But that is what it is to be a Canadian. In Canada, we have a cultural mosaic. Most of us learn fractions before we are taught them in school simply by learning about our heritage.  Some of us can even manage to recite our ancestry down to the most minute percentages (yes, I can do this with my kids down to fractions of 1/16th!!).

It makes us quirky, it makes us understanding, it makes us curious about where people come from and their cultural influences.

And like Mayor Naheed Nenshi said:

“Almost every Canadian has such an origin story and every one is worth telling. And with each telling, we share in the story of who we are.”1

Every time we welcome immigrants to our country, they are integrated with a fair amount of success.  In Canada, we value difference, we are accepting of change, we are the community builders whose children may often be a little bit of this, a little bit of that, and 1/2 of the latest import. Just like mine.
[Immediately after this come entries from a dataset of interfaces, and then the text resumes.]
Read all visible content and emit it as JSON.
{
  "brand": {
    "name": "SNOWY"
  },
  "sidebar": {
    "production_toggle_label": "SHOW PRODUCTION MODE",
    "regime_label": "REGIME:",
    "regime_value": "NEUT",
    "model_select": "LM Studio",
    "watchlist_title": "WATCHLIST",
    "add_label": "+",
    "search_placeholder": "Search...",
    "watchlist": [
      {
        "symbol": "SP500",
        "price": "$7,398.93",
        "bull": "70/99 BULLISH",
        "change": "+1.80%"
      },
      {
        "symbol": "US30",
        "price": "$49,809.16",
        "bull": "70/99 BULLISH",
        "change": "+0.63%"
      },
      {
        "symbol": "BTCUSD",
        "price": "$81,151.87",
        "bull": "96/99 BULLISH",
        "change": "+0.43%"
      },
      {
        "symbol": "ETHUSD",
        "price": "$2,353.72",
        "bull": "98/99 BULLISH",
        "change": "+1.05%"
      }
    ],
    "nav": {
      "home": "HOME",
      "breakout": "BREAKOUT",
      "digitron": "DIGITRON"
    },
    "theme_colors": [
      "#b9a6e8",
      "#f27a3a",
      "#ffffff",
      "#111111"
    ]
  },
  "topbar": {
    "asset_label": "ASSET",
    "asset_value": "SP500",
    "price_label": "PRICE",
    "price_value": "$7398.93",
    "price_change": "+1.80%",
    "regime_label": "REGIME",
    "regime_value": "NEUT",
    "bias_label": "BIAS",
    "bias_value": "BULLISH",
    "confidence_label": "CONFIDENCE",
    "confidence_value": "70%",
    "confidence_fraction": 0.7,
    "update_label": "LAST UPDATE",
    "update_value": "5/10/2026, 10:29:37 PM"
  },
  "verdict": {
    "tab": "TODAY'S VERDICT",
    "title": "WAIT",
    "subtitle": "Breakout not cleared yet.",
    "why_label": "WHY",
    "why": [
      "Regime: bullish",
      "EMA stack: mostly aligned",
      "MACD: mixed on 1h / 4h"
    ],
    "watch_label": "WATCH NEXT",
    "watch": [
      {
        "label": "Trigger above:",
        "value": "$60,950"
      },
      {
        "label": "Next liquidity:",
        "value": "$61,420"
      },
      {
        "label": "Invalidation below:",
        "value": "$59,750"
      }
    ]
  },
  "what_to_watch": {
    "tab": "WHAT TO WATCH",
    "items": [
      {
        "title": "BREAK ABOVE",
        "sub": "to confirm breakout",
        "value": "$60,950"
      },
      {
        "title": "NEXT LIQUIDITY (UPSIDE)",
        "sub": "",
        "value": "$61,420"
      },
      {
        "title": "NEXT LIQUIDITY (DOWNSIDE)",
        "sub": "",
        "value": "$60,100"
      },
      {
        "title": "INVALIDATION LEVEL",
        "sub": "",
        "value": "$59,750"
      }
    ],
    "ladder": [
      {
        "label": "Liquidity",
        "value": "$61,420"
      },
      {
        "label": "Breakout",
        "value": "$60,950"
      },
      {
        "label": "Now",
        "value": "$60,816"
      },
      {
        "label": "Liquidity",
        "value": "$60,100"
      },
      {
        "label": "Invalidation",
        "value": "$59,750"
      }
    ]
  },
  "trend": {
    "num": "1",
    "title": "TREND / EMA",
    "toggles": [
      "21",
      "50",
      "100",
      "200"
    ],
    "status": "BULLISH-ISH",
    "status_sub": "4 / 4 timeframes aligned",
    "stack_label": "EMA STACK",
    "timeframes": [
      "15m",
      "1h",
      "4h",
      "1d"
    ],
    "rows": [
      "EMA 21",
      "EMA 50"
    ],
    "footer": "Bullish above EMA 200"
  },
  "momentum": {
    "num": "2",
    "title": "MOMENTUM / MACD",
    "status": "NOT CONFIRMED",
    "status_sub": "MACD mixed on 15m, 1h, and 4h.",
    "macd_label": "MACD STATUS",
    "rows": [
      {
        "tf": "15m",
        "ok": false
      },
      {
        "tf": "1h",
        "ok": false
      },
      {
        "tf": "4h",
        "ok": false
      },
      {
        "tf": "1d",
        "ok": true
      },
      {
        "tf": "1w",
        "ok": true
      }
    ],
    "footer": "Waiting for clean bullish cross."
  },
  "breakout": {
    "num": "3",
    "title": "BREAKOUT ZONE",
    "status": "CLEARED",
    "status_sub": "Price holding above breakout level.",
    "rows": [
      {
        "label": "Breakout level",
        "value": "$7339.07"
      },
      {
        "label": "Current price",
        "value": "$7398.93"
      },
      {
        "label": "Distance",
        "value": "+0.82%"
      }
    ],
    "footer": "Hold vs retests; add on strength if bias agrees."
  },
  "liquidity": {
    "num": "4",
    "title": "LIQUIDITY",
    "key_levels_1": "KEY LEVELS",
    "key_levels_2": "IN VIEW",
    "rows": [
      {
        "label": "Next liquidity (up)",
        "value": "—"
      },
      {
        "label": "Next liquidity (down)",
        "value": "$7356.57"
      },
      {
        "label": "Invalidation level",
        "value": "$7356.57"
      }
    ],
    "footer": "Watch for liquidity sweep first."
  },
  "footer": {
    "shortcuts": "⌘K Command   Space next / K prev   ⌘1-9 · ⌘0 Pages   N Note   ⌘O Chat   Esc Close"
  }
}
And that is why babywearing has been such an amazing gift. To me, it is an extension of everything that it means to be Canadian – I started off with a ring sling, it only went so far. Then I moved to a backpack carrier, which didn’t provide the right support for my body. Then due to the exchange and learning of the babywearing community, I had access to my very first mei tai (an Ellaroo) and I fell in love. My back didn’t hurt! I could carry my baby and not be in pain. It was W-O-N-D-E-R-F-U-L. (And then I fell down the babywearing rabbit hole and have been there happily since.) The experience of being Canadian in this cultural mosaic enabled me to explore and find the solutions to help me take care of my children.

To quote Naheed Nenshi again (because he is that awesome):
“So far, I have only told you origin stories. I have told you two Indian stories, and they show us what we love about Canada and what we hope Canada was and will continue to be.  They tell us about when Canada works. And when Canada works, it works better than anywhere. […]

What we know is that we’ve figured out a simple truth—one which evades too many in this broken world. And that simple truth is just this: nous sommes ici ensemble. We’re in this together. Our neighbour’s strength is our strength; the success of any one of us is the success of every one of us. And, more important, the failure of any one of us is the failure of every one of us.

This means that our success is in that tolerance, that respect for pluralism, that generous sharing of opportunity with everyone, that innate sense that every single one of us, regardless of where we come from, regardless of what we look like, regardless of how we worship, regardless of whom we love, that every single one us deserves the chance right here, right now, to live a great Canadian life.”2

Canadians can be amazing. The culture we choose to keep, the things we choose to teach our children, are priceless, and the things they learn when they are attached to our bodies are fantastic. And when we choose to acknowledge and work towards this, to share, to connect, to learn, to build… it makes us all stronger.  When you babywear, you are not just making life easier for yourself, you are bringing your child closer to your own personal family history and traditions by living life in the same space. Which is impossible to do if your child is constantly in a chair, a stroller, a car seat, or in a crib. You are providing a sense of identity to the next generation through the influences that are part of being a multicultural country when you wear your babe. And in Canada, all our traditions have value. They make us the cultural mosaic that we are.

What is your family history and what is your child learning while you wear them?

Footnotes:

1. Naheed Nenshi is the Mayor of Calgary, this is from his speech called the Canada we hope for. Published here October 17, 2015. ↩
2. Mayor Nenshi continues: But this is incredibly fragile. It must be protected always from the voices of intolerance, the voices of divisiveness, the voices of small mindedness, and the voices of hatred. It’s the right thing to do. ↩